Advice  |   21 February 2014

There is a certain level of hysteria about Japanese Knotweed in the UK, and from its description you can see why: it has no natural predators here, it is able to grow from a shard of stem the size of a fingernail and it can root down to three metres below ground and cause heavy damage to tarmac and concrete. Because of these traits it has been regulated in the UK and must not be planted or improperly disposed of. It is important to remember, however that it is not invulnerable and can be removed effectively with the right methods.

Impact on buyers and sellers

Because of the damage knotweed can do to a property and the difficulties in eliminating it, banks have reacted harshly when it has been found on a property they are asked to lend against. In many cases they may refuse to lend entirely even when the knotweed is on a neighbour’s property, or quite far from any building.

As a seller this may mean your home is rendered nearly impossible to sell. Your options at that point are to eliminate the plant before trying again, or to negotiate an arrangement with your lender. They may be willing to lend if a plan is put in place to manage and get rid of the knotweed, or may only be willing to lend a lesser amount.
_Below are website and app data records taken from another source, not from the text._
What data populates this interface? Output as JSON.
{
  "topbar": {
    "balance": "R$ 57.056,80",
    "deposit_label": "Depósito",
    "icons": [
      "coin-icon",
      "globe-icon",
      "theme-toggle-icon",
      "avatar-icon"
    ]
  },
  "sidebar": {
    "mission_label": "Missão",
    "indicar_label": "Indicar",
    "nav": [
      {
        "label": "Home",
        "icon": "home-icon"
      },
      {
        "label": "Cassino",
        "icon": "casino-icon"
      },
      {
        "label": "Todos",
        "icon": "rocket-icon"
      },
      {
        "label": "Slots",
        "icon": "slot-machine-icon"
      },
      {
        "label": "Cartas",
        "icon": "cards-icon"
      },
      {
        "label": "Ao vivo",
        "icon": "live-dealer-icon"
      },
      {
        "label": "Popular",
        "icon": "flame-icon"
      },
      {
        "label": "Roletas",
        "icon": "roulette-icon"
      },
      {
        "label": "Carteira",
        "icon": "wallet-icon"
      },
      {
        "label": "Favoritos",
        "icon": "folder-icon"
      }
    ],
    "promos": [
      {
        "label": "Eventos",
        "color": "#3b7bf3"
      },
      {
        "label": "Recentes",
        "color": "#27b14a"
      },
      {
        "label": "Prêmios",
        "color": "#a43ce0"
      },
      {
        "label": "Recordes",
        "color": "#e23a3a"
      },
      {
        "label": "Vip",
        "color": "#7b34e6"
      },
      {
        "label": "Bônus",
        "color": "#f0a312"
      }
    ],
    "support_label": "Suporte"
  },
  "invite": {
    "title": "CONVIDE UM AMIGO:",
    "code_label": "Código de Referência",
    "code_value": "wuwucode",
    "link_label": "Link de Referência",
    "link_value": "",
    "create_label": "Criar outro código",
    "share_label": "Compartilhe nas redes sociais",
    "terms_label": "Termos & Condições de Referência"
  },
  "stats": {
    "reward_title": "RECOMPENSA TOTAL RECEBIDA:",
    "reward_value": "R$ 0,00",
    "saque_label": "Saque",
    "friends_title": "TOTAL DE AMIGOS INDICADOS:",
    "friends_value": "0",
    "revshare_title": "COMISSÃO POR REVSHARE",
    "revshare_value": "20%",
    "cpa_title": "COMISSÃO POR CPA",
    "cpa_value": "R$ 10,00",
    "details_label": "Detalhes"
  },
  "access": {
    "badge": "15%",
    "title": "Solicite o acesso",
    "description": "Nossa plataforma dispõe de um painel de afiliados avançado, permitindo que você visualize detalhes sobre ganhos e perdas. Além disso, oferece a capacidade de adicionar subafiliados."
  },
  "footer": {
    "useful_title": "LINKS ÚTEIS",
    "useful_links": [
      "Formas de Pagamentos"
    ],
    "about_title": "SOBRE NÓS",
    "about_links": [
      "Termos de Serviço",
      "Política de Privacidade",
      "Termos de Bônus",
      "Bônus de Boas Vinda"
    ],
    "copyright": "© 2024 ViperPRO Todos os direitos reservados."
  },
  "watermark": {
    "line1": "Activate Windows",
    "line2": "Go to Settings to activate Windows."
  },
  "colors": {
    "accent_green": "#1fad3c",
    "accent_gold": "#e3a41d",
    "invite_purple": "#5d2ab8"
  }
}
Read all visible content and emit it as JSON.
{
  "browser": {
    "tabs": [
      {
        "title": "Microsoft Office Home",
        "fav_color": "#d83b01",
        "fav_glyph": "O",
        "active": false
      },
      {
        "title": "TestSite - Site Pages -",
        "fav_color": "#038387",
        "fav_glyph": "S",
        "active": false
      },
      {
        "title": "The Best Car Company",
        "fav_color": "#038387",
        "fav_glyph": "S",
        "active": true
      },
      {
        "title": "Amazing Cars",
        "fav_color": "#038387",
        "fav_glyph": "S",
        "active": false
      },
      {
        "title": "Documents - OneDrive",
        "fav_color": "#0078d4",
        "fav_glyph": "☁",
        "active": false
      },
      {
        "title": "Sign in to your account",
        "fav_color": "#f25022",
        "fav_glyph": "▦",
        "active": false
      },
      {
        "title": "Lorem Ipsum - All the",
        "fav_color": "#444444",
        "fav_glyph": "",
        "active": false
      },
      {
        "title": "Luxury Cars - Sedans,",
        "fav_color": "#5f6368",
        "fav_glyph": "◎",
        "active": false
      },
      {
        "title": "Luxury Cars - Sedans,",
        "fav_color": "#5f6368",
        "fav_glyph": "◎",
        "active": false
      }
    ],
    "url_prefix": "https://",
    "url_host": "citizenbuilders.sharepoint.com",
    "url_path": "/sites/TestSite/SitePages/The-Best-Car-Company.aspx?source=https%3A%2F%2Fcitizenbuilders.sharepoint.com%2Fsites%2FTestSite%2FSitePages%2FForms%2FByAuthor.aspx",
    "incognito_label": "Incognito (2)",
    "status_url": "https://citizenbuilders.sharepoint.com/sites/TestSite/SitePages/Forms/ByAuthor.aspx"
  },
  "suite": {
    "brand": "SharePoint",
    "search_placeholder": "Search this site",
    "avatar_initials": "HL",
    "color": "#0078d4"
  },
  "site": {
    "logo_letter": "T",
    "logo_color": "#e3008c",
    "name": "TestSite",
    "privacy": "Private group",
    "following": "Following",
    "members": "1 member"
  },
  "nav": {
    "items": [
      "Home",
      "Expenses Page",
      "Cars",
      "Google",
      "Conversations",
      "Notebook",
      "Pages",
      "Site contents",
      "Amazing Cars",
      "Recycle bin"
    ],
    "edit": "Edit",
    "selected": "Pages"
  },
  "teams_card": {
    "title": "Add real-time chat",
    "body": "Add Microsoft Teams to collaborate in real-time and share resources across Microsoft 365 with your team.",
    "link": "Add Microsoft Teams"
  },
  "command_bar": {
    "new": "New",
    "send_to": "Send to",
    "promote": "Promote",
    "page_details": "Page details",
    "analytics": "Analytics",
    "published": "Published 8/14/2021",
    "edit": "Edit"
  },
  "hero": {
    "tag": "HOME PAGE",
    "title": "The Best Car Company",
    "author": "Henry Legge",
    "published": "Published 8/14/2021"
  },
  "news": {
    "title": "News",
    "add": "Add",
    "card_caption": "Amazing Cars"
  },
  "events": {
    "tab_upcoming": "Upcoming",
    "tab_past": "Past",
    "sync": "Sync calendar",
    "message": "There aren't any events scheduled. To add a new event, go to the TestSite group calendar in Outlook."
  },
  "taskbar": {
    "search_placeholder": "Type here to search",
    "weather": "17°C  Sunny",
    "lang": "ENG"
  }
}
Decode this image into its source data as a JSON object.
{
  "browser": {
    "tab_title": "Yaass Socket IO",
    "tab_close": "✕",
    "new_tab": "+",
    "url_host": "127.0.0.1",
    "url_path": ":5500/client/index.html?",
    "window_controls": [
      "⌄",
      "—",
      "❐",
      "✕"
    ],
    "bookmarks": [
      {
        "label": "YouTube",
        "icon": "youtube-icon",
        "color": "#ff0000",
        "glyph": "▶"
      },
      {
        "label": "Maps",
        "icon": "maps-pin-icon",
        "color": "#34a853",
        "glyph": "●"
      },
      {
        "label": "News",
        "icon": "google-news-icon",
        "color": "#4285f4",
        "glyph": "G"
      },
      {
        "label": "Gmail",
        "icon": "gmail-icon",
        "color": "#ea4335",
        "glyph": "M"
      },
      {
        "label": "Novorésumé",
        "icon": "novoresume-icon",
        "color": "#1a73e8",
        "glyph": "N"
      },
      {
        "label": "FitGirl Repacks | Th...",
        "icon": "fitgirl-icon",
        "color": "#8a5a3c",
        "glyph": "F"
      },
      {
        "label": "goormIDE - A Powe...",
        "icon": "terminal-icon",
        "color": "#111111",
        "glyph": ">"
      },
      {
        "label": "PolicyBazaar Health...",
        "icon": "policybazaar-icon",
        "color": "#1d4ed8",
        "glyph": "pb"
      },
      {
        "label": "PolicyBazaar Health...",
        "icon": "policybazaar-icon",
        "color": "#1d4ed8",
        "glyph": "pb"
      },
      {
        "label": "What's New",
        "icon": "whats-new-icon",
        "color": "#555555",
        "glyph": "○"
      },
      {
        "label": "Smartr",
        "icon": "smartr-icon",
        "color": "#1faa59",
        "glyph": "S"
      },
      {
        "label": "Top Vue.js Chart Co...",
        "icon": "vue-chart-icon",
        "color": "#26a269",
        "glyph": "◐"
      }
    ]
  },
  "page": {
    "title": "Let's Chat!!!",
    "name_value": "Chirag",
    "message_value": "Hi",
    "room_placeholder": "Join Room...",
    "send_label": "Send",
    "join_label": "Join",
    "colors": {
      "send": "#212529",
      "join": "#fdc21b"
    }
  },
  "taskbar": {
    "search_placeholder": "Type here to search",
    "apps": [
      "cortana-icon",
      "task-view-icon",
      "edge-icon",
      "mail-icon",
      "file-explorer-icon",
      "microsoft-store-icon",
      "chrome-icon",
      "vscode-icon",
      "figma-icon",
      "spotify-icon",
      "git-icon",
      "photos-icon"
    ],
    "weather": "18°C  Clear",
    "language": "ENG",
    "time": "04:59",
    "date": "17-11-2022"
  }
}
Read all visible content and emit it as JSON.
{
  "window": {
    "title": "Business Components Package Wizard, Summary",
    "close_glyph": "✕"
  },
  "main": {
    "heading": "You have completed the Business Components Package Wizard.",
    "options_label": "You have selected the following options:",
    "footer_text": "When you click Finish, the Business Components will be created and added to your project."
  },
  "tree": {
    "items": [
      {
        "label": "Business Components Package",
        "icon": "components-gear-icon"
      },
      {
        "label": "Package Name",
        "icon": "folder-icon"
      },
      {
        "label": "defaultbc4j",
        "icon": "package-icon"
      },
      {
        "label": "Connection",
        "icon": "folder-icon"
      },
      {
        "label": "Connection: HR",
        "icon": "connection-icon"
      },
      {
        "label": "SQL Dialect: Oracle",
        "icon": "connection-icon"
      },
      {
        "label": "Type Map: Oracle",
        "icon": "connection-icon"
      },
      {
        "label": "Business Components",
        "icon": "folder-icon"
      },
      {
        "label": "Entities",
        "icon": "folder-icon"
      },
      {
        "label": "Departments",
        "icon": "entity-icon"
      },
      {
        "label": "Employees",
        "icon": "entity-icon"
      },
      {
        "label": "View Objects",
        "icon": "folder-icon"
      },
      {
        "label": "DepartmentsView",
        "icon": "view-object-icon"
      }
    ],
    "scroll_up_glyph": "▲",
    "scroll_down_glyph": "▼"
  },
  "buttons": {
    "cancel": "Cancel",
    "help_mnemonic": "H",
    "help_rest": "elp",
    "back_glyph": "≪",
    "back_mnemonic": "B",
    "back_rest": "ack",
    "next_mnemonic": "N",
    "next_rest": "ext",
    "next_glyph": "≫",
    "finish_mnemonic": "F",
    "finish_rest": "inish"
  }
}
With so much at risk it may be tempting for a seller to simply not mention the plant to buyers, but that is not an option; the property information form a seller must complete for a buyer explicitly asks whether Japanese knotweed affects the property. It is imperative that you are honest in your replies or you open yourself up to the risk of a claim for misrepresentation when the buyer eventually finds the knotweed.

Neighbouring knotweed.

The only insurmountable problem with selling comes when it is spotted on a neighbours land, and it’s proximity means lenders run scared from supporting a buyer in purchasing your house. It is an uncommon and extreme example, and you may be able to approach your neighbour and agree a way to get rid of it. However if they refuse then you could be left without realistic options.

If the knotweed does enter your land, you may have a civil claim against your neighbour in nuisance as it can be argued to unlawfully interfere with your use and enjoyment of your land.

Practical removal

The ability to re-grow from almost nothing means that mowing or stripping this plant simply spreads it, unless the waste is properly disposed of. Because improper disposal can be a criminal offence the safest strategy at present is to approach a licenced company who can handle the removal properly. This avoids opening yourself up to prosecution by the Environment Agency. The most common method seems to be to use a herbicide to kill the plants over a period of one to two years, though using this method means the plant matter must be disposed of so as not to cause any other contamination form the chemicals, and this is also regulated.

The future

In 5-10 years there are plans to introduce an insect known as the Japanese Knotweed Psyllid which is currently being trialled in controlled areas to ensure it does not cause unexpected damage as the introduction of knotweed did. In the meantime, owners of affected property will have to pay up for the removal by a fully licenced and competent contractor.

As a buyer of a property look out for knotweed on the property or adjoining land and as a seller bear in mind that its presence may adversely affect the selling process

For further infomation please contact Yildiz Betez.